By 2009, Ontario’s Workplace Safety and Insurance Board (WSIB) was certainly getting the message that its vocational rehabilitation program for injured workers, called Labour Market Re-entry (LMR), was not working as intended. Although bad press and a value-for-money audit drove the point home, evidence from a research project started two years earlier also indicated problems were afoot.
That research was led by Institute for Work & Health (IWH) Scientist Dr. Ellen MacEachen, and it played an important role in shaping the WSIB’s new Work Reintegration Program, introduced in November 2010. The program, which integrates return to work and vocational rehabilitation, addresses many of the problems described by MacEachen’s research.
Study uncovers range of problems
MacEachen’s study, carried out from 2007 to 2009, sought to understand how LMR actually operates for injured workers in Ontario. At the time, the Board’s vocational retraining program offered through LMR was geared to workers who were injured at work and could not return to their former workplace, usually because they had suffered a permanent impairment.
The LMR program’s aim was to help these workers re-enter the labour market, with a different employer, in a job that suited their functional abilities and paid them close to what they were previously earning. This often meant returning to school to get the needed credentials for employment.
The function of placing workers in vocational retraining programs was outsourced to seven firms, whose case managers priced, designed and oversaw an individual worker’s program. Through these programs, workers often ended up at private training schools throughout the province.

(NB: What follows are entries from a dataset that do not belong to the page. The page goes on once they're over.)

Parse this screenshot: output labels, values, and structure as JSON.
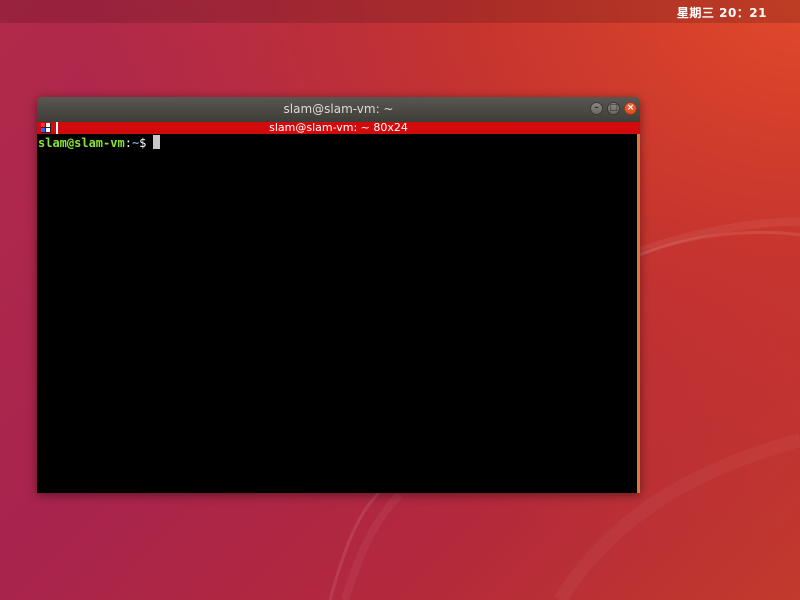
{
  "topbar": {
    "clock": "星期三 20：21"
  },
  "window": {
    "title": "slam@slam-vm: ~",
    "buttons": {
      "minimize_icon": "minimize-icon",
      "maximize_icon": "maximize-icon",
      "close_icon": "close-icon"
    }
  },
  "tab": {
    "icon": "terminal-multiplexer-icon",
    "title": "slam@slam-vm: ~ 80x24",
    "color": "#d10b0b"
  },
  "terminal": {
    "prompt": {
      "user_host": "slam@slam-vm",
      "separator": ":",
      "path": "~",
      "symbol": "$"
    },
    "background": "#000000",
    "user_color": "#8ae234",
    "path_color": "#729fcf"
  }
}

Using qualitative research methods, MacEachen and her team conducted interviews and focus groups with 71 people across Ontario who were directly involved with LMR, including workers, employers, educators at schools that provided retraining, case managers from the contracted firms, workers’ compensation staff and worker representatives. The study described a number of problems.
WSIB’s new program tackles issues
Judy Geary, vice-president of work reintegration at WSIB, was a partner in the research and thus privy to the results as they became available. Being the key person responsible for overhauling the return-to-work and vocational rehabilitation system at the WSIB, she wanted to incorporate the research evidence into its design.
The new Workplace Rehabilitation Program (WRP) phased out the use of external LMR service providers and brought case management back inside the Board. Geary traces a number of WRP features to MacEachen’s research. They include:
- more opportunities for choice. Injured workers are given more chances to make their own decisions about their occupation, the nature of their retraining (on-the-job versus school) and, if an academic route is chosen, what type of school they attend. This is directly related to the finding that injured workers felt they were put on treadmills of training programs that they didn’t want to be on, but had to stay on in order to maintain their workers’ compensation benefits.
- more retraining pathways. MacEachen’s research showed that offering just one pathway—the academic route— was a bad fit for many injured workers. Therefore, the new program allows for other options, such as on-the-job training.
- access to community colleges. The problems at private training schools noted by the research—e.g. pushing workers through their programs too quickly, inflating marks in order to make their own success rates look good—led the WSIB to build alliances with the province’s community colleges and give injured workers the option of attending these schools if they prefer.
- placement services. The research emphasized that injured workers faced a lot of barriers and stigma as they searched for work. Therefore, the WSIB now offers 12 weeks of placement services through contracted providers to those not returning to their old employer.
- part-time work. The research showed that the all-or-nothing approach of LMR—full-time work or none at all—did not fit the needs of workers who wanted to work but could only manage limited hours. The new WRP opens up the possibility of part-time employment.
Looking at the role of research, Geary concludes that
the LMR study was instrumental in pointing us in the right directions for the new program.